## INPUT RECORDS
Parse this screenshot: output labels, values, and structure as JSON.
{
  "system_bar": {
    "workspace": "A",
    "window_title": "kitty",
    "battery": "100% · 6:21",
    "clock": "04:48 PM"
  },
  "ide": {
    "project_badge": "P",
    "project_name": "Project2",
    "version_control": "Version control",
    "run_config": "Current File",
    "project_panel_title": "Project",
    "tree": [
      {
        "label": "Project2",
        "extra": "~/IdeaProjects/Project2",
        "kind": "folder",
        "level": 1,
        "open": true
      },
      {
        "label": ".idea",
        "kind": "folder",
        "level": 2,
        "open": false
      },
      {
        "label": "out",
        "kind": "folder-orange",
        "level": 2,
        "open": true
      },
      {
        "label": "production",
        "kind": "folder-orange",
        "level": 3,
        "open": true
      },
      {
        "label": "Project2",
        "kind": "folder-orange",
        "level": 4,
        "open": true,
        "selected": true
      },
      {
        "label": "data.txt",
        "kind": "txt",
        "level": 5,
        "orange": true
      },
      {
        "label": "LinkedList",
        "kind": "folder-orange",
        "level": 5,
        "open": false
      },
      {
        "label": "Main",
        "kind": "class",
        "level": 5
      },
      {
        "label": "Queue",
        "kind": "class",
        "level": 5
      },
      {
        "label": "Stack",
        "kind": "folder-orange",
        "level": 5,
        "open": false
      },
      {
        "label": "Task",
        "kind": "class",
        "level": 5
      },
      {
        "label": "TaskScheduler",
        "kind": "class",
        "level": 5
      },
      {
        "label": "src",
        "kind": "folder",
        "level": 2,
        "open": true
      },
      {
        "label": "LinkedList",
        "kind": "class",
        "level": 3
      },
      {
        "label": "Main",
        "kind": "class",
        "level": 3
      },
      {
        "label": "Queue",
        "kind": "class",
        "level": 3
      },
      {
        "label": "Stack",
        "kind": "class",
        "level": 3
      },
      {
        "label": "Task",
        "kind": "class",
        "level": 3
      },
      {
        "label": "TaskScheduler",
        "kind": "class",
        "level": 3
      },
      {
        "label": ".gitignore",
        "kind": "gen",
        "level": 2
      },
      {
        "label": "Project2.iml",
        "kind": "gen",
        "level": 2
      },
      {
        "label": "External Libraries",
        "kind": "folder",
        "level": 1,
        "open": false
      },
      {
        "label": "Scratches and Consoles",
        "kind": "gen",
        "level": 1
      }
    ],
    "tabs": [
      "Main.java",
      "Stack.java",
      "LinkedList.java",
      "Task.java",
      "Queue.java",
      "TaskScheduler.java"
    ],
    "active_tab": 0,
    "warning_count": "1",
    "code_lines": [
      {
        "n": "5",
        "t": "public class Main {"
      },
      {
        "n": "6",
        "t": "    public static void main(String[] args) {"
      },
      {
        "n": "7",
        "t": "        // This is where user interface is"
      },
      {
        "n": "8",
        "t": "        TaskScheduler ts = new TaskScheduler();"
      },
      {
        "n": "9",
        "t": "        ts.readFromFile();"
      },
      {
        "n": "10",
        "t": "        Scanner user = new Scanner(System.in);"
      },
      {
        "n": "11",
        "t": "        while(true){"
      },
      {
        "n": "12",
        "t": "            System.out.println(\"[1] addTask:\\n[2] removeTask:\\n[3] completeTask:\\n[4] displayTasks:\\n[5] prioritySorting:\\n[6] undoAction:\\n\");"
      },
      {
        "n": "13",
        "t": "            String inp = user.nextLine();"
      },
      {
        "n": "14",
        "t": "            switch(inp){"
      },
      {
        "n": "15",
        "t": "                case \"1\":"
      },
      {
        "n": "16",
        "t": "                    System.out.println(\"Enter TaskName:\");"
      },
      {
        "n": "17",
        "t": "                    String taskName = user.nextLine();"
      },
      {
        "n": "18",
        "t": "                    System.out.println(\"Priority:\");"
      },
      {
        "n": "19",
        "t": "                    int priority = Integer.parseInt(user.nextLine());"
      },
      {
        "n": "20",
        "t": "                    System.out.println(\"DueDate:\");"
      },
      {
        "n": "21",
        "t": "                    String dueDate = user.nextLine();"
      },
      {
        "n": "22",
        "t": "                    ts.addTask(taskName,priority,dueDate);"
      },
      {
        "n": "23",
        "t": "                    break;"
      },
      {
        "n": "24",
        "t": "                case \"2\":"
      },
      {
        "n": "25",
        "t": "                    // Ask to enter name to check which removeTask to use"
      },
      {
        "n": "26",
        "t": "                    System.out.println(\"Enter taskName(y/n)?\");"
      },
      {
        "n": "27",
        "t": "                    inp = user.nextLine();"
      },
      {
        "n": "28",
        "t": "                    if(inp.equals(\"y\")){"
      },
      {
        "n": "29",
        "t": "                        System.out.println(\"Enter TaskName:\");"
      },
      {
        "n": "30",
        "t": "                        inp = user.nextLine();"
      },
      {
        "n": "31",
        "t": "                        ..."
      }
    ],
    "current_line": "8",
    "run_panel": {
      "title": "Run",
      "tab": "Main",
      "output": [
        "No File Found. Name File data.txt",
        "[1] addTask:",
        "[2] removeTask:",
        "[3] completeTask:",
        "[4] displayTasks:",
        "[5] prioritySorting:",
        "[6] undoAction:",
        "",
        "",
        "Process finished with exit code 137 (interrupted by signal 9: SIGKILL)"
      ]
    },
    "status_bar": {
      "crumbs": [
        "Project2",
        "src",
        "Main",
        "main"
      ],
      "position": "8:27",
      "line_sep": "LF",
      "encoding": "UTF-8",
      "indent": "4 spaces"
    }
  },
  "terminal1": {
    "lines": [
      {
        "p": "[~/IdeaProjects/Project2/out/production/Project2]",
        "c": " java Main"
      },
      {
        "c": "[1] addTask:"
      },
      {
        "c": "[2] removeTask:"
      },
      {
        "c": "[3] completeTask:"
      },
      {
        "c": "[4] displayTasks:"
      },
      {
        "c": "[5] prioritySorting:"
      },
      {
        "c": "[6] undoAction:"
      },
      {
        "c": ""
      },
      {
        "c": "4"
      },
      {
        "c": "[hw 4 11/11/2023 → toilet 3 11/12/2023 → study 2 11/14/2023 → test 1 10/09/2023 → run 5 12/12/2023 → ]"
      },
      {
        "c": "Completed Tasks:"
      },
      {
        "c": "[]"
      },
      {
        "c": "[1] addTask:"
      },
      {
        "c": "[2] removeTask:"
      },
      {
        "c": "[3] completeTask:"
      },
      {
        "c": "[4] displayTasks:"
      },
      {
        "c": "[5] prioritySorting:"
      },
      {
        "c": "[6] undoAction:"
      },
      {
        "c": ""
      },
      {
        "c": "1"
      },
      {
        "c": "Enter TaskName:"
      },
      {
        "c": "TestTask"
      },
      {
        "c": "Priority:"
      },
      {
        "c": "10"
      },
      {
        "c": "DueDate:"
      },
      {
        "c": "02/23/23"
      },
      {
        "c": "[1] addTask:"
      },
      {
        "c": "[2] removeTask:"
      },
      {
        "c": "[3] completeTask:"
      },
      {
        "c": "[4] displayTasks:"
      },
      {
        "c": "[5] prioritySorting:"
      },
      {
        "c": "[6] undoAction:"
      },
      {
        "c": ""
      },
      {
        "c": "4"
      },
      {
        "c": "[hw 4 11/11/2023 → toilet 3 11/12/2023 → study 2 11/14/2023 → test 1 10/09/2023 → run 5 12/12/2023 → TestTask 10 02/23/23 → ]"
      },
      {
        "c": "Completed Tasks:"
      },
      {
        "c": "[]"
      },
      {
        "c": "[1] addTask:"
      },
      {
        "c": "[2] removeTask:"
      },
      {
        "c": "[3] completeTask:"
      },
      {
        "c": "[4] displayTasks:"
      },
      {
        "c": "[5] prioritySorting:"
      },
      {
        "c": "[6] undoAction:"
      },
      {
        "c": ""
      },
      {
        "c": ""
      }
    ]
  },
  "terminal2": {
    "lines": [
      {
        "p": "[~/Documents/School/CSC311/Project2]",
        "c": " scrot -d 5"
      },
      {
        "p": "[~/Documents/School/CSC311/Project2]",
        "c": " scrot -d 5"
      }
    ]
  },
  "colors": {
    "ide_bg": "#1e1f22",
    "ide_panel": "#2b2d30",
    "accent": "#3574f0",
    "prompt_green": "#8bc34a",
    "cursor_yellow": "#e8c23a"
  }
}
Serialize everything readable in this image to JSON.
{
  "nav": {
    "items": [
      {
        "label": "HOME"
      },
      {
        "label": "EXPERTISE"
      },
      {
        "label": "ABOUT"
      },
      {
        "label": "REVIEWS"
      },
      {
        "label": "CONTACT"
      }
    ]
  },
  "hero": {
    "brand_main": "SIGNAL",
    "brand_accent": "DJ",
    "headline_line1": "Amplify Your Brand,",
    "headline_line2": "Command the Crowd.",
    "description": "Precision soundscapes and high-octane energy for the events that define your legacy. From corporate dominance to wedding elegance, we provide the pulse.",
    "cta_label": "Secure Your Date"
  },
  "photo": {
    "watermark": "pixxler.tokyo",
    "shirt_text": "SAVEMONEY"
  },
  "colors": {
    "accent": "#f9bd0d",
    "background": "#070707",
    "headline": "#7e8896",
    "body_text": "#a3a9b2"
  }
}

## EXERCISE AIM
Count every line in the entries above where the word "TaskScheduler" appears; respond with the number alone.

## SOLUTION FOR THIS EXERCISE
4